A substitute for souffle pans
A soufflé is an egg-based dish that holds its "puffed" structure by the presence of hot trapped air. Soufflés are temperamental and deflate rather quickly once taken from the oven. Soufflés can be made either savoury or sweet, served individually or as a whole dish.
Traditionally they are served in soufflé ramekins, which are flat-bottomed porcelain cups similar in appearance to crème brûlée cups. When a soufflé ramekin is not available, virtually any ceramic dish can be used.
Mugs and Tea Cups
Medium to short mugs and tea cups work great for individual servings of sweet or savoury soufflés.
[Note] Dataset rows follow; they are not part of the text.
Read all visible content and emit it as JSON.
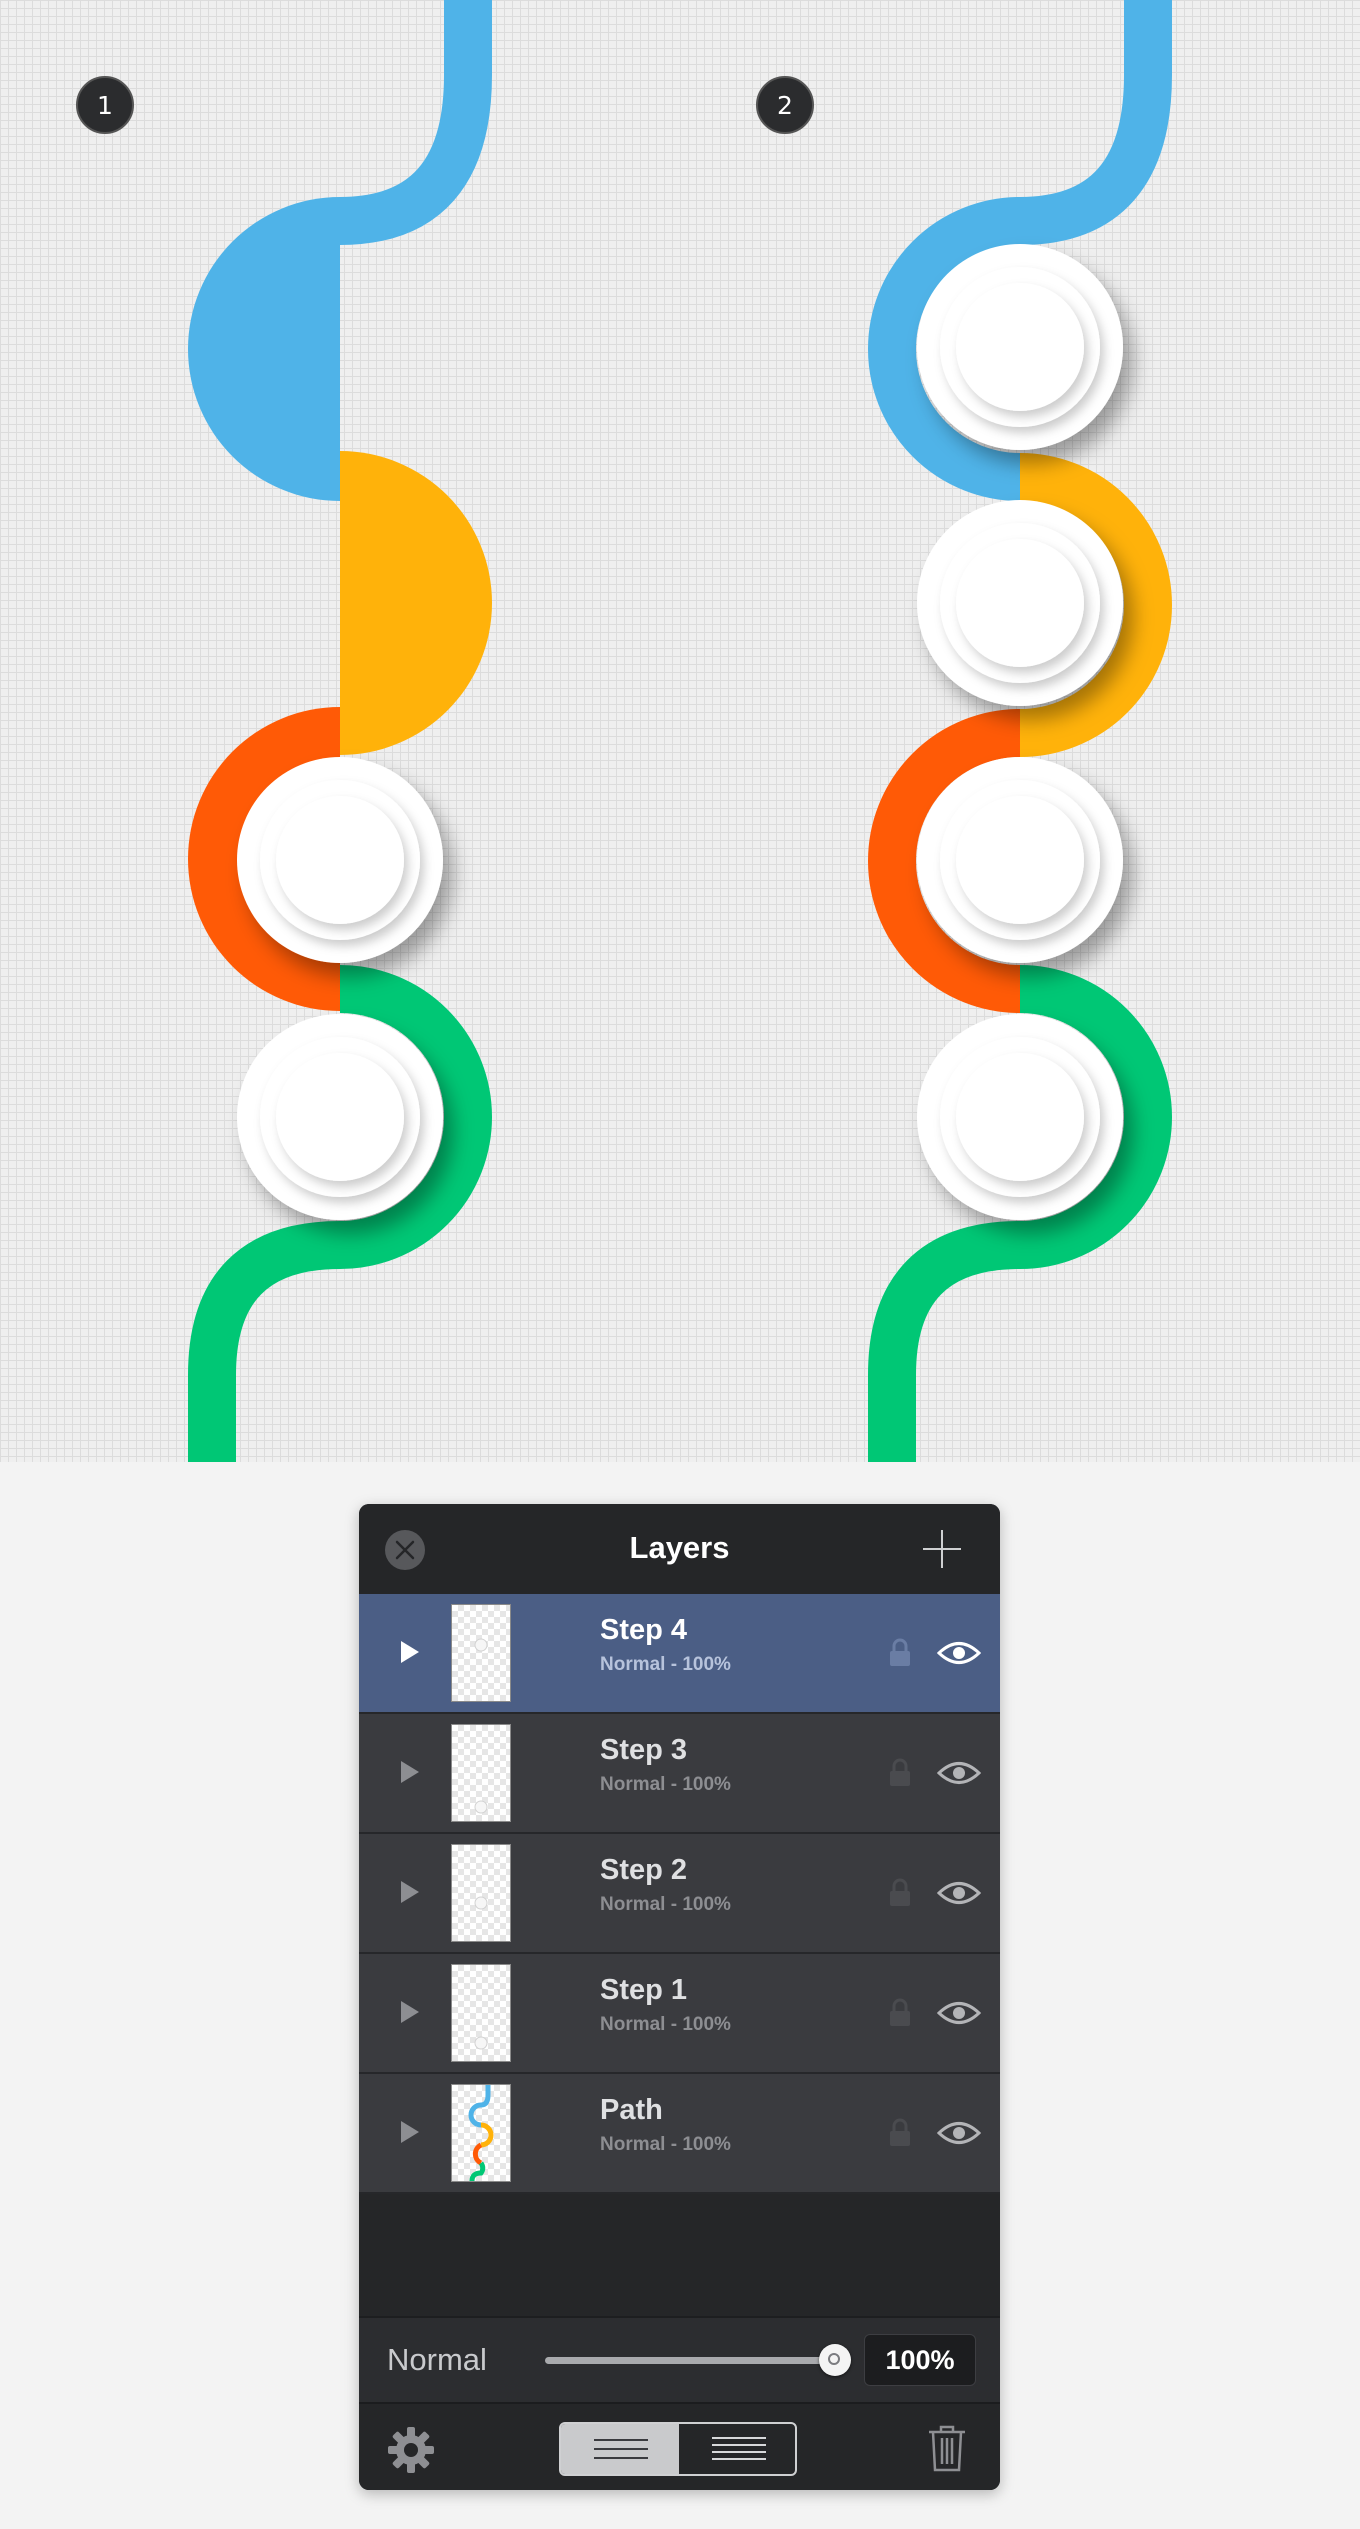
{
  "canvas": {
    "step_badges": [
      "1",
      "2"
    ],
    "colors": {
      "blue": "#4fb3e8",
      "yellow": "#ffb20a",
      "orange": "#ff5a06",
      "green": "#00c775",
      "button_face": "#ffffff"
    }
  },
  "layers_panel": {
    "title": "Layers",
    "layers": [
      {
        "name": "Step 4",
        "mode": "Normal - 100%",
        "selected": true
      },
      {
        "name": "Step 3",
        "mode": "Normal - 100%",
        "selected": false
      },
      {
        "name": "Step 2",
        "mode": "Normal - 100%",
        "selected": false
      },
      {
        "name": "Step 1",
        "mode": "Normal - 100%",
        "selected": false
      },
      {
        "name": "Path",
        "mode": "Normal - 100%",
        "selected": false
      }
    ],
    "blend_mode": "Normal",
    "opacity_text": "100%",
    "opacity_fraction": 1.0,
    "view_toggle_active": "left",
    "selection_color": "#4b5e85",
    "icons": [
      "close-icon",
      "plus-icon",
      "expand-arrow-icon",
      "lock-icon",
      "eye-icon",
      "gear-icon",
      "list-view-icon",
      "trash-icon"
    ]
  }
}
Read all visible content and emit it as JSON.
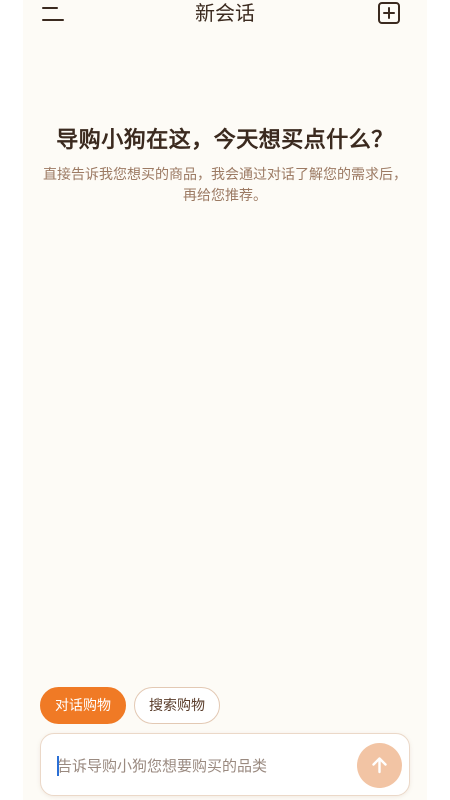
{
  "header": {
    "title": "新会话",
    "menu_icon": "menu-icon",
    "new_chat_icon": "plus-square-icon"
  },
  "hero": {
    "title": "导购小狗在这，今天想买点什么？",
    "subtitle": "直接告诉我您想买的商品，我会通过对话了解您的需求后，再给您推荐。"
  },
  "modes": {
    "items": [
      {
        "label": "对话购物",
        "active": true
      },
      {
        "label": "搜索购物",
        "active": false
      }
    ]
  },
  "composer": {
    "placeholder": "告诉导购小狗您想要购买的品类",
    "send_icon": "arrow-up-icon"
  },
  "colors": {
    "background": "#fdfbf6",
    "accent": "#f07a25",
    "send_button": "#f2c4a4",
    "text_primary": "#3b2a1f",
    "text_secondary": "#9c7a63"
  }
}
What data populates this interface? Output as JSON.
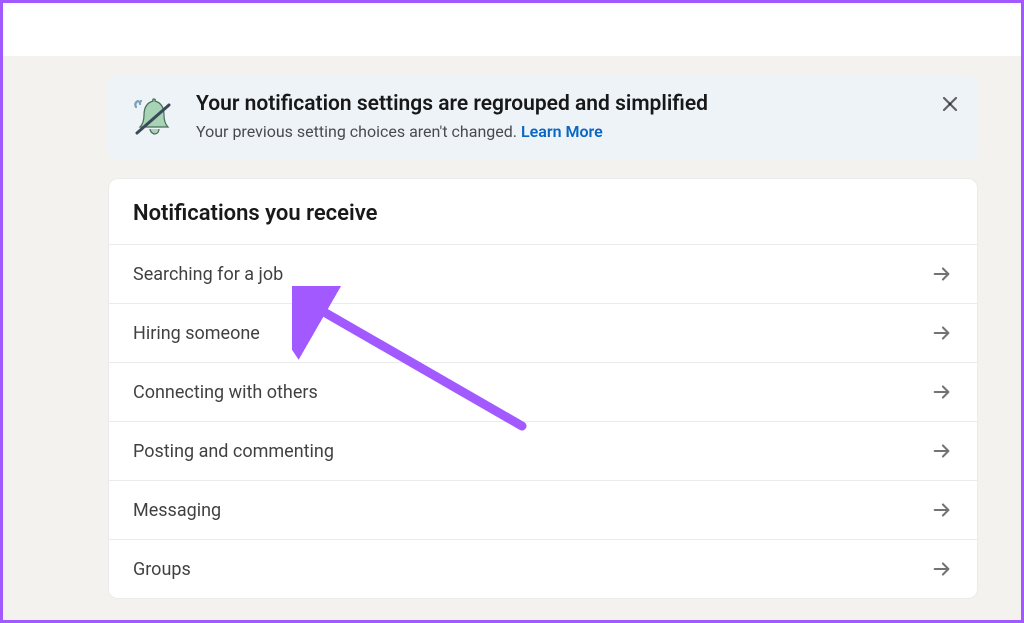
{
  "banner": {
    "title": "Your notification settings are regrouped and simplified",
    "subtitle": "Your previous setting choices aren't changed. ",
    "learn_more": "Learn More"
  },
  "section": {
    "title": "Notifications you receive",
    "items": [
      {
        "label": "Searching for a job"
      },
      {
        "label": "Hiring someone"
      },
      {
        "label": "Connecting with others"
      },
      {
        "label": "Posting and commenting"
      },
      {
        "label": "Messaging"
      },
      {
        "label": "Groups"
      }
    ]
  }
}
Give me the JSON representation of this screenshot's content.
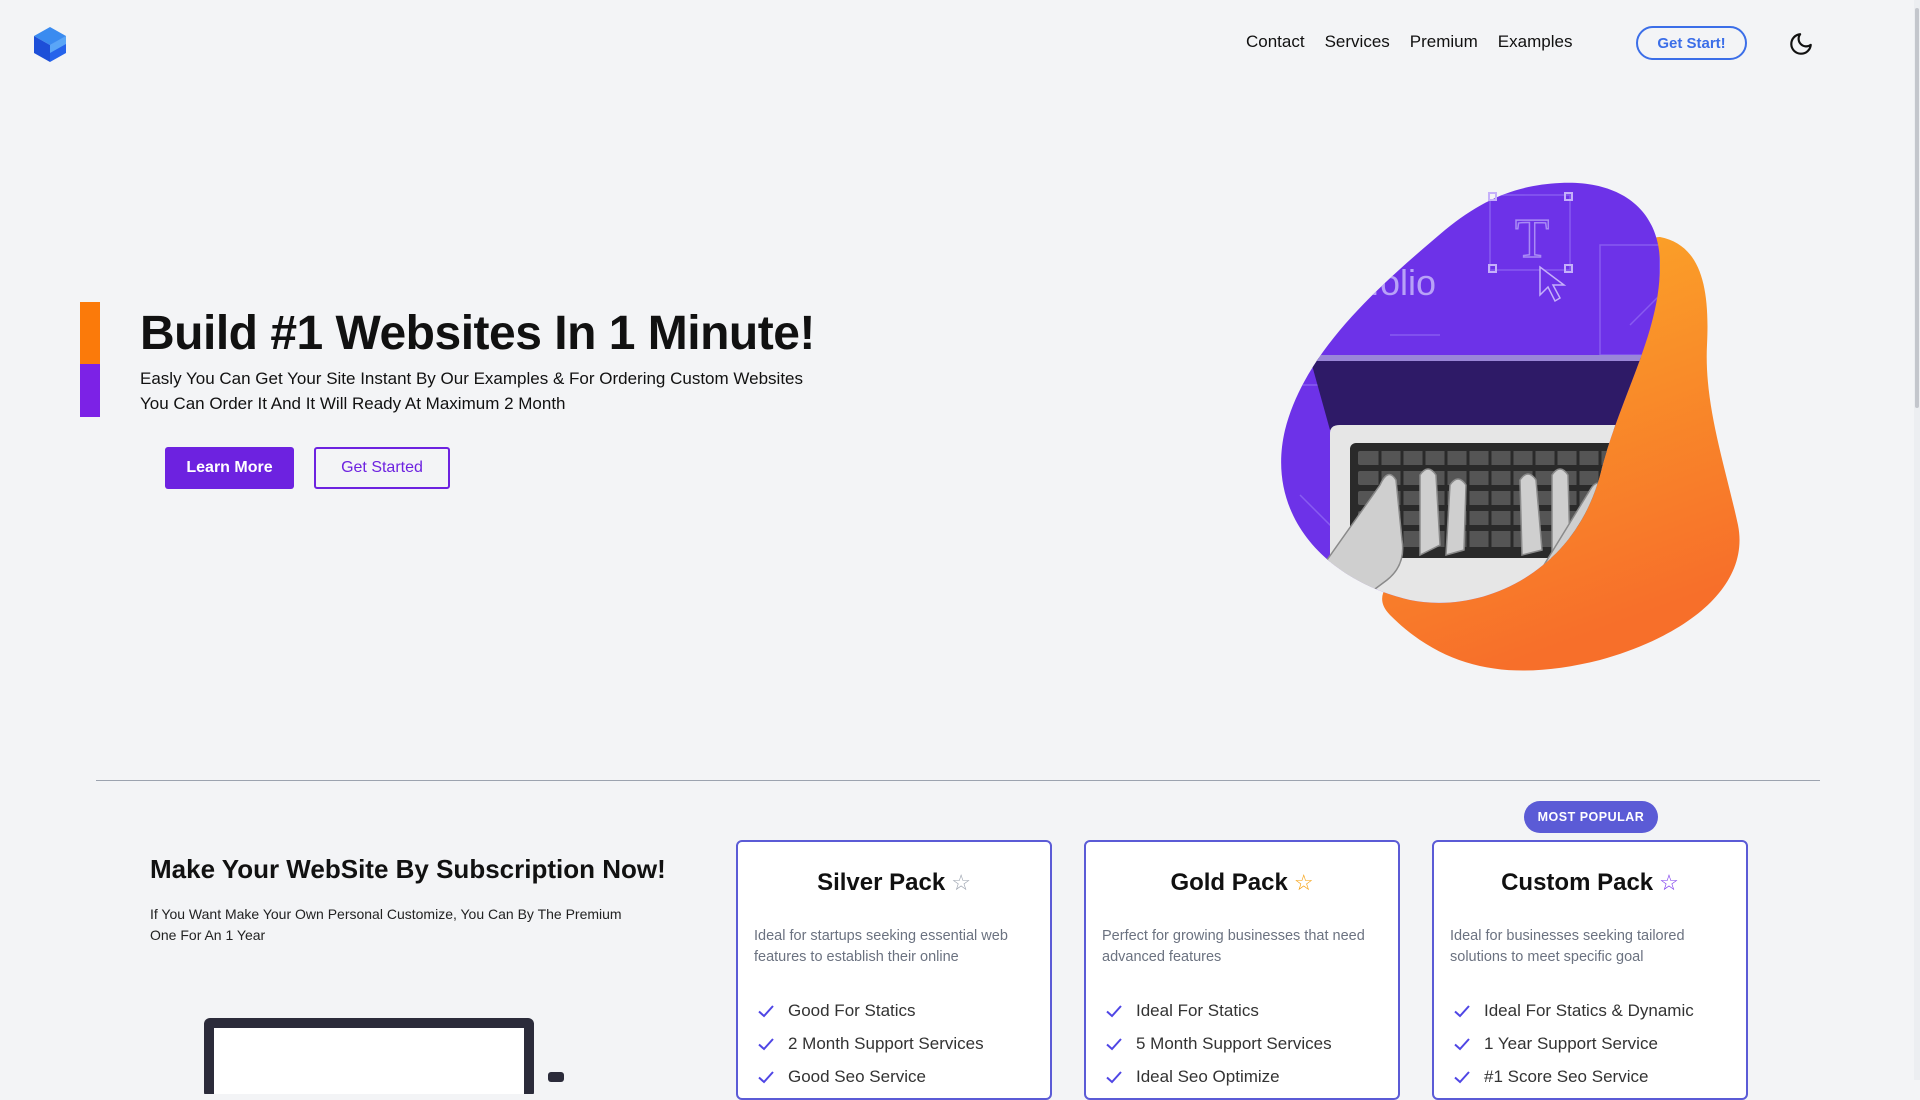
{
  "header": {
    "nav": [
      "Contact",
      "Services",
      "Premium",
      "Examples"
    ],
    "cta_label": "Get Start!"
  },
  "hero": {
    "title": "Build #1 Websites In 1 Minute!",
    "subtitle_line1": "Easly You Can Get Your Site Instant By Our Examples & For Ordering Custom Websites",
    "subtitle_line2": "You Can Order It And It Will Ready At Maximum 2 Month",
    "learn_more_label": "Learn More",
    "get_started_label": "Get Started",
    "image_text": "folio"
  },
  "subscription": {
    "title": "Make Your WebSite By Subscription Now!",
    "description": "If You Want Make Your Own Personal Customize, You Can By The Premium One For An 1 Year",
    "badge": "MOST POPULAR",
    "plans": [
      {
        "name": "Silver Pack",
        "star": "☆",
        "star_color": "#9ca3af",
        "description": "Ideal for startups seeking essential web features to establish their online",
        "features": [
          "Good For Statics",
          "2 Month Support Services",
          "Good Seo Service"
        ]
      },
      {
        "name": "Gold Pack",
        "star": "☆",
        "star_color": "#f59e0b",
        "description": "Perfect for growing businesses that need advanced features",
        "features": [
          "Ideal For Statics",
          "5 Month Support Services",
          "Ideal Seo Optimize"
        ]
      },
      {
        "name": "Custom Pack",
        "star": "☆",
        "star_color": "#7c3aed",
        "description": "Ideal for businesses seeking tailored solutions to meet specific goal",
        "features": [
          "Ideal For Statics & Dynamic",
          "1 Year Support Service",
          "#1 Score Seo Service"
        ]
      }
    ]
  },
  "colors": {
    "accent_purple": "#6d22e0",
    "accent_orange": "#fb7a0a",
    "brand_blue": "#3b6ee8",
    "card_border": "#5b5bd6"
  },
  "icons": [
    "cube-logo-icon",
    "moon-icon",
    "star-icon",
    "check-icon"
  ]
}
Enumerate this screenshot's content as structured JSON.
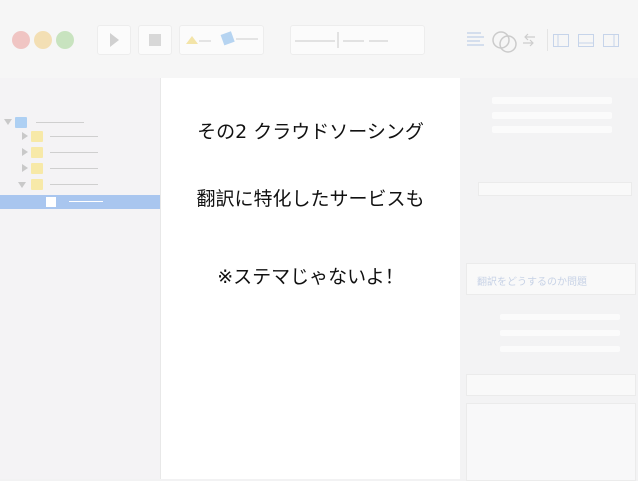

They can be greased, baked in the oven as long as the ceramic is heat-resistant, and they have the added advantage of having a handle to hold. Tall coffee mugs can be used; however, they require the soufflé to rise much higher than usual to "peak" out of the cup.
- A soufflé is an egg-based dish that holds its "puffed" structure by the presence of hot trapped air.
- Tall coffee mugs can be used; however, they require the soufflé to rise much higher than usual to "peak" out of the cup.
Crème Brûlée Ramekins
Crème brûlée ramekins, or cups, are virtually the exact same as soufflé dishes, just slightly shorter. These work if you are making small ppetizer soufflés, as they hold much less volume than full-size individual soufflé dishes. The cups can be prepared and used exactly the same way as soufflé dishes, granted they are heat-proof.
Ceramic Casserole Dish
The best replacement for a large soufflé dish is a large ceramic casserole dish, either rectangular or circular. Virtually any ceramic dish that is heat-resistant with tall sides can be used. Circular casseroles are the best option.
Mallory Ferland has been writing professionally since her start in 2009 as an editorial assistant for Idaho-based Premier Publishing. Her writing and photography have appeared in "Idaho Cuisine" magazine, "Spokane Sizzle" and various online publications. She graduated from Gonzaga University in 2009 with Bachelor of Arts degrees in history and French language and now writes, photographs and teaches English in Sao Paulo, Brazil.